- _What you have to do_
What you return should be every line of the material, unchanged.
Start of Data records
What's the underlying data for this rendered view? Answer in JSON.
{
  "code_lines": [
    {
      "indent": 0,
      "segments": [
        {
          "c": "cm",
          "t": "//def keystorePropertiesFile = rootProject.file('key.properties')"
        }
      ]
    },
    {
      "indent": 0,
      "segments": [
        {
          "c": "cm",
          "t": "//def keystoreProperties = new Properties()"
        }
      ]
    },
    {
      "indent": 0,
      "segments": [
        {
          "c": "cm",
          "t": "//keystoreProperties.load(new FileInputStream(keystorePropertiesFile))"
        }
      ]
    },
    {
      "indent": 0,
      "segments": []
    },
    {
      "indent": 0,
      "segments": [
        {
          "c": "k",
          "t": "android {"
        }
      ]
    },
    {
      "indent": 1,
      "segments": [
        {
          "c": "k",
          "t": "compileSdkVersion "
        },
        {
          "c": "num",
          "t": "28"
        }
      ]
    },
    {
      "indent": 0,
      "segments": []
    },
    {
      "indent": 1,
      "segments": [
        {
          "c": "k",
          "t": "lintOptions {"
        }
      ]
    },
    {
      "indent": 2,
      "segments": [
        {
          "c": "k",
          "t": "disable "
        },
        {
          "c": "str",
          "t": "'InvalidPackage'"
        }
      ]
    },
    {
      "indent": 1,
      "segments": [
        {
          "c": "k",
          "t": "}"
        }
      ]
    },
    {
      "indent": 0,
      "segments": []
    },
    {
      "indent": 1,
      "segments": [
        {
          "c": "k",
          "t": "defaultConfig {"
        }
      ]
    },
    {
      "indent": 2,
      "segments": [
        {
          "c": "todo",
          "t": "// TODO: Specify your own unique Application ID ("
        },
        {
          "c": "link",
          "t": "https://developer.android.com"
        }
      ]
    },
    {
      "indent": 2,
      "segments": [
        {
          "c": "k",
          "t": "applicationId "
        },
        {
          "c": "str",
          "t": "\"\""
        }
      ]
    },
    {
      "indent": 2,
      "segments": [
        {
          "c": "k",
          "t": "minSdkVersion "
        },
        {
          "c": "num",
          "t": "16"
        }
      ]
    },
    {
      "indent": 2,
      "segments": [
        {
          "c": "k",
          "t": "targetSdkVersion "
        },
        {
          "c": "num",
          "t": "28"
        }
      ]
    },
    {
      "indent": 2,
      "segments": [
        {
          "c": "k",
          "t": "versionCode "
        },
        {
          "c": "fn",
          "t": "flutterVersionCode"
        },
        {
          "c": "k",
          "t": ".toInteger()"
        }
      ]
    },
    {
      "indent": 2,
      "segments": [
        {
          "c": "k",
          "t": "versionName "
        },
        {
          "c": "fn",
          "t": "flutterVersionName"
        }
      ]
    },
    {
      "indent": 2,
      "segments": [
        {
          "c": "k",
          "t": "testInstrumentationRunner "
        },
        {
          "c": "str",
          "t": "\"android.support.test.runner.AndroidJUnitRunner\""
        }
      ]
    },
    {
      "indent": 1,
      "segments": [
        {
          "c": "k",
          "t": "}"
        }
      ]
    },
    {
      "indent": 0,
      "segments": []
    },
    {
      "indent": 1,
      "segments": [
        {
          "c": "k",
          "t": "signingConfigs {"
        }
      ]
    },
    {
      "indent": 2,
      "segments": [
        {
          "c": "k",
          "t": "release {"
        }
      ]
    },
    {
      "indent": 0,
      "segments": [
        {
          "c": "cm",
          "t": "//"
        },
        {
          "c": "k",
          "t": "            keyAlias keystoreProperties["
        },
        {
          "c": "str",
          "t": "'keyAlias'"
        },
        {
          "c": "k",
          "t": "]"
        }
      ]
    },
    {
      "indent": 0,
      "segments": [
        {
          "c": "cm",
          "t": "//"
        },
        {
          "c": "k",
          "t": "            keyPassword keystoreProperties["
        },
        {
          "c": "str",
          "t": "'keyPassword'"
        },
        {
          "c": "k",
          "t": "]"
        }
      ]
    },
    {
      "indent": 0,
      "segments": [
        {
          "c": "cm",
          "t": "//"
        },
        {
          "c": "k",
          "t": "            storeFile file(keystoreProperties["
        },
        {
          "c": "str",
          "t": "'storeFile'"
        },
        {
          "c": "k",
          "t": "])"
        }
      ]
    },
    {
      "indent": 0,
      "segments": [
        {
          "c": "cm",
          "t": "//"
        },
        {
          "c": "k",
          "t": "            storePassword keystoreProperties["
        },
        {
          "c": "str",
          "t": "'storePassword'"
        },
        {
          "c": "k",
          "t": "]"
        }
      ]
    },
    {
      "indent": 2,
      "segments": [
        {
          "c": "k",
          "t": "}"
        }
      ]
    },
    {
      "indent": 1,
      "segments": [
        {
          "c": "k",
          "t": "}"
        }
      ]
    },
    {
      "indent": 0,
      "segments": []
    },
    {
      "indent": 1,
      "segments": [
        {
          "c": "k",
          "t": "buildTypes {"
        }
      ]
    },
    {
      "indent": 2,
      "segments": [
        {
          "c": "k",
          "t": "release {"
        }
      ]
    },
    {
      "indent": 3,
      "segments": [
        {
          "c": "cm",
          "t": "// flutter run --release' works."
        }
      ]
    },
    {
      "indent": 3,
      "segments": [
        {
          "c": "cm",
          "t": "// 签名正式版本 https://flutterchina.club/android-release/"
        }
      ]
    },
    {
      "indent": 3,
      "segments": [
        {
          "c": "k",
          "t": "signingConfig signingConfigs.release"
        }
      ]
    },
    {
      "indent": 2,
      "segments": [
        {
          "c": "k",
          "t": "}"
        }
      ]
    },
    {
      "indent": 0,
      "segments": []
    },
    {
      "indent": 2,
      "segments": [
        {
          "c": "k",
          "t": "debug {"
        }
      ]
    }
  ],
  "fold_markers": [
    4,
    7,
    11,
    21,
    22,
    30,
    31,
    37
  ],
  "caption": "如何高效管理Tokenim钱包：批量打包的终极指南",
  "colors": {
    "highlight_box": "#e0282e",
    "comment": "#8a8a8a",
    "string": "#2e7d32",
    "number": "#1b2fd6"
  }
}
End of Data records
- _Answer for the task_
What's the underlying data for this rendered view? Answer in JSON.
{
  "code_lines": [
    {
      "indent": 0,
      "segments": [
        {
          "c": "cm",
          "t": "//def keystorePropertiesFile = rootProject.file('key.properties')"
        }
      ]
    },
    {
      "indent": 0,
      "segments": [
        {
          "c": "cm",
          "t": "//def keystoreProperties = new Properties()"
        }
      ]
    },
    {
      "indent": 0,
      "segments": [
        {
          "c": "cm",
          "t": "//keystoreProperties.load(new FileInputStream(keystorePropertiesFile))"
        }
      ]
    },
    {
      "indent": 0,
      "segments": []
    },
    {
      "indent": 0,
      "segments": [
        {
          "c": "k",
          "t": "android {"
        }
      ]
    },
    {
      "indent": 1,
      "segments": [
        {
          "c": "k",
          "t": "compileSdkVersion "
        },
        {
          "c": "num",
          "t": "28"
        }
      ]
    },
    {
      "indent": 0,
      "segments": []
    },
    {
      "indent": 1,
      "segments": [
        {
          "c": "k",
          "t": "lintOptions {"
        }
      ]
    },
    {
      "indent": 2,
      "segments": [
        {
          "c": "k",
          "t": "disable "
        },
        {
          "c": "str",
          "t": "'InvalidPackage'"
        }
      ]
    },
    {
      "indent": 1,
      "segments": [
        {
          "c": "k",
          "t": "}"
        }
      ]
    },
    {
      "indent": 0,
      "segments": []
    },
    {
      "indent": 1,
      "segments": [
        {
          "c": "k",
          "t": "defaultConfig {"
        }
      ]
    },
    {
      "indent": 2,
      "segments": [
        {
          "c": "todo",
          "t": "// TODO: Specify your own unique Application ID ("
        },
        {
          "c": "link",
          "t": "https://developer.android.com"
        }
      ]
    },
    {
      "indent": 2,
      "segments": [
        {
          "c": "k",
          "t": "applicationId "
        },
        {
          "c": "str",
          "t": "\"\""
        }
      ]
    },
    {
      "indent": 2,
      "segments": [
        {
          "c": "k",
          "t": "minSdkVersion "
        },
        {
          "c": "num",
          "t": "16"
        }
      ]
    },
    {
      "indent": 2,
      "segments": [
        {
          "c": "k",
          "t": "targetSdkVersion "
        },
        {
          "c": "num",
          "t": "28"
        }
      ]
    },
    {
      "indent": 2,
      "segments": [
        {
          "c": "k",
          "t": "versionCode "
        },
        {
          "c": "fn",
          "t": "flutterVersionCode"
        },
        {
          "c": "k",
          "t": ".toInteger()"
        }
      ]
    },
    {
      "indent": 2,
      "segments": [
        {
          "c": "k",
          "t": "versionName "
        },
        {
          "c": "fn",
          "t": "flutterVersionName"
        }
      ]
    },
    {
      "indent": 2,
      "segments": [
        {
          "c": "k",
          "t": "testInstrumentationRunner "
        },
        {
          "c": "str",
          "t": "\"android.support.test.runner.AndroidJUnitRunner\""
        }
      ]
    },
    {
      "indent": 1,
      "segments": [
        {
          "c": "k",
          "t": "}"
        }
      ]
    },
    {
      "indent": 0,
      "segments": []
    },
    {
      "indent": 1,
      "segments": [
        {
          "c": "k",
          "t": "signingConfigs {"
        }
      ]
    },
    {
      "indent": 2,
      "segments": [
        {
          "c": "k",
          "t": "release {"
        }
      ]
    },
    {
      "indent": 0,
      "segments": [
        {
          "c": "cm",
          "t": "//"
        },
        {
          "c": "k",
          "t": "            keyAlias keystoreProperties["
        },
        {
          "c": "str",
          "t": "'keyAlias'"
        },
        {
          "c": "k",
          "t": "]"
        }
      ]
    },
    {
      "indent": 0,
      "segments": [
        {
          "c": "cm",
          "t": "//"
        },
        {
          "c": "k",
          "t": "            keyPassword keystoreProperties["
        },
        {
          "c": "str",
          "t": "'keyPassword'"
        },
        {
          "c": "k",
          "t": "]"
        }
      ]
    },
    {
      "indent": 0,
      "segments": [
        {
          "c": "cm",
          "t": "//"
        },
        {
          "c": "k",
          "t": "            storeFile file(keystoreProperties["
        },
        {
          "c": "str",
          "t": "'storeFile'"
        },
        {
          "c": "k",
          "t": "])"
        }
      ]
    },
    {
      "indent": 0,
      "segments": [
        {
          "c": "cm",
          "t": "//"
        },
        {
          "c": "k",
          "t": "            storePassword keystoreProperties["
        },
        {
          "c": "str",
          "t": "'storePassword'"
        },
        {
          "c": "k",
          "t": "]"
        }
      ]
    },
    {
      "indent": 2,
      "segments": [
        {
          "c": "k",
          "t": "}"
        }
      ]
    },
    {
      "indent": 1,
      "segments": [
        {
          "c": "k",
          "t": "}"
        }
      ]
    },
    {
      "indent": 0,
      "segments": []
    },
    {
      "indent": 1,
      "segments": [
        {
          "c": "k",
          "t": "buildTypes {"
        }
      ]
    },
    {
      "indent": 2,
      "segments": [
        {
          "c": "k",
          "t": "release {"
        }
      ]
    },
    {
      "indent": 3,
      "segments": [
        {
          "c": "cm",
          "t": "// flutter run --release' works."
        }
      ]
    },
    {
      "indent": 3,
      "segments": [
        {
          "c": "cm",
          "t": "// 签名正式版本 https://flutterchina.club/android-release/"
        }
      ]
    },
    {
      "indent": 3,
      "segments": [
        {
          "c": "k",
          "t": "signingConfig signingConfigs.release"
        }
      ]
    },
    {
      "indent": 2,
      "segments": [
        {
          "c": "k",
          "t": "}"
        }
      ]
    },
    {
      "indent": 0,
      "segments": []
    },
    {
      "indent": 2,
      "segments": [
        {
          "c": "k",
          "t": "debug {"
        }
      ]
    }
  ],
  "fold_markers": [
    4,
    7,
    11,
    21,
    22,
    30,
    31,
    37
  ],
  "caption": "如何高效管理Tokenim钱包：批量打包的终极指南",
  "colors": {
    "highlight_box": "#e0282e",
    "comment": "#8a8a8a",
    "string": "#2e7d32",
    "number": "#1b2fd6"
  }
}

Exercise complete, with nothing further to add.